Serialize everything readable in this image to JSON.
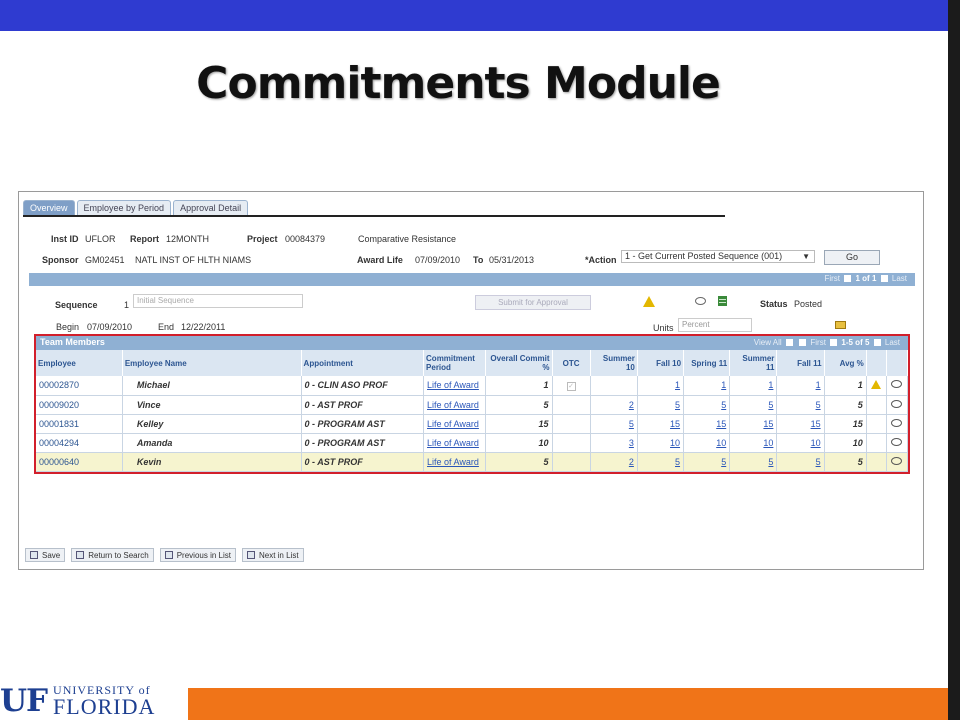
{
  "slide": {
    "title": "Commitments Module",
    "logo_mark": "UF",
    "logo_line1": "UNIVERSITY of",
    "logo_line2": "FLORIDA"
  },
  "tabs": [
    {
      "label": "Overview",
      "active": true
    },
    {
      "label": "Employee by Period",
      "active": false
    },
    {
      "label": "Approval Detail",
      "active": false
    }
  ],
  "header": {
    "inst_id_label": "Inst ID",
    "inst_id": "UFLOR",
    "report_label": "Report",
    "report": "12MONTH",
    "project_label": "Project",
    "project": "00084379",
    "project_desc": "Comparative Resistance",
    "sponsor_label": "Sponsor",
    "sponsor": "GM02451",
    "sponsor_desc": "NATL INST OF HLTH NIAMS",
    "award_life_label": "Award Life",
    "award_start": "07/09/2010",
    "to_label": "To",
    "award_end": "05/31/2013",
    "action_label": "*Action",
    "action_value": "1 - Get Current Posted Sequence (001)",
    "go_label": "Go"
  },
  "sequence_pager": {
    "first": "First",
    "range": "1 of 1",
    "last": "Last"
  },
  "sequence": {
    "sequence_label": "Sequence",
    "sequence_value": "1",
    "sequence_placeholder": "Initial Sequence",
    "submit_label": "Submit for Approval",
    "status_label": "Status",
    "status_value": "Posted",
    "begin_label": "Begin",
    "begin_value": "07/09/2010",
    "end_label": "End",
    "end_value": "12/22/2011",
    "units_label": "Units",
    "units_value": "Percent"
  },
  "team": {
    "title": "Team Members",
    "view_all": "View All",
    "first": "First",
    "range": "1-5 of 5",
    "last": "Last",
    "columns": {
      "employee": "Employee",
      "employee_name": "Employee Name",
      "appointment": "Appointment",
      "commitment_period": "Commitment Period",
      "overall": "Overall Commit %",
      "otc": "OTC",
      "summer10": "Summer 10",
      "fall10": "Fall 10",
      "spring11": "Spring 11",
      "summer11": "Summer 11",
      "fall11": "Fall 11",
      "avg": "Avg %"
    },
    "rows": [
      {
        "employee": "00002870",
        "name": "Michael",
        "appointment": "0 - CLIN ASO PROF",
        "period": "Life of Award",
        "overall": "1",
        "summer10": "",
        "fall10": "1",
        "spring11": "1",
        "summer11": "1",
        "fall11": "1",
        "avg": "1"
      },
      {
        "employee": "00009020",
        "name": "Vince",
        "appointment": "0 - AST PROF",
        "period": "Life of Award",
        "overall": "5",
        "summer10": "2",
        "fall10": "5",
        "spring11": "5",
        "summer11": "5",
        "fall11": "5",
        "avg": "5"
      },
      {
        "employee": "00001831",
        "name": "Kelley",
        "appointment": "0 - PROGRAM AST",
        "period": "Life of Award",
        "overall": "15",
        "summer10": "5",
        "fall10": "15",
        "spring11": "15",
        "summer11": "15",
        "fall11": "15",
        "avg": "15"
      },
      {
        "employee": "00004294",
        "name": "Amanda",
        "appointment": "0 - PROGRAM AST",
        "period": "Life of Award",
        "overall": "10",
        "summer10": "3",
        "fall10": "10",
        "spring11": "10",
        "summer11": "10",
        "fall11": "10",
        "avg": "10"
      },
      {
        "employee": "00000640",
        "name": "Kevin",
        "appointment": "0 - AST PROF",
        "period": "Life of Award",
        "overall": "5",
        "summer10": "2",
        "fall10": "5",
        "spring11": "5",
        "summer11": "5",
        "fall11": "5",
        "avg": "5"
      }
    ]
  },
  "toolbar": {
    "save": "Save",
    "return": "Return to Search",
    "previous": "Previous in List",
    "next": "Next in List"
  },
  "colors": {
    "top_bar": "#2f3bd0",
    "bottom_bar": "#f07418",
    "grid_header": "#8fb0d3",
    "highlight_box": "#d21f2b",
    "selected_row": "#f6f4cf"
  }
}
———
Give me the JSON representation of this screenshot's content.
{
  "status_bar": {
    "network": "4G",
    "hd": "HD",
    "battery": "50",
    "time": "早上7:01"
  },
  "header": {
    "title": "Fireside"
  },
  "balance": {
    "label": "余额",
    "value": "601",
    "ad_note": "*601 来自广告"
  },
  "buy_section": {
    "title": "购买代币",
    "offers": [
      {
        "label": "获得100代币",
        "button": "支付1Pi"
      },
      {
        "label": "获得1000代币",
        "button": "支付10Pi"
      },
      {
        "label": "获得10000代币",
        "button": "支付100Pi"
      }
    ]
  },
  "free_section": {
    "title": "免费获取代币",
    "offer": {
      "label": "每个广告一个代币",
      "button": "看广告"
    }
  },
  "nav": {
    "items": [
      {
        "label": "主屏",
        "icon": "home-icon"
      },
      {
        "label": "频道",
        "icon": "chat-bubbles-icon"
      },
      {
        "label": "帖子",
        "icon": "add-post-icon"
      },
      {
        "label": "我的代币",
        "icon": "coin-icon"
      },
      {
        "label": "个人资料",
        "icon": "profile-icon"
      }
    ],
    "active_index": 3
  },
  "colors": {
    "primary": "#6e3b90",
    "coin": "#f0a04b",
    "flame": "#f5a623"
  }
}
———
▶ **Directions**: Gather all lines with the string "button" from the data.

▶ **Answer space**:
        "button": "支付1Pi"
        "button": "支付10Pi"
        "button": "支付100Pi"
      "button": "看广告"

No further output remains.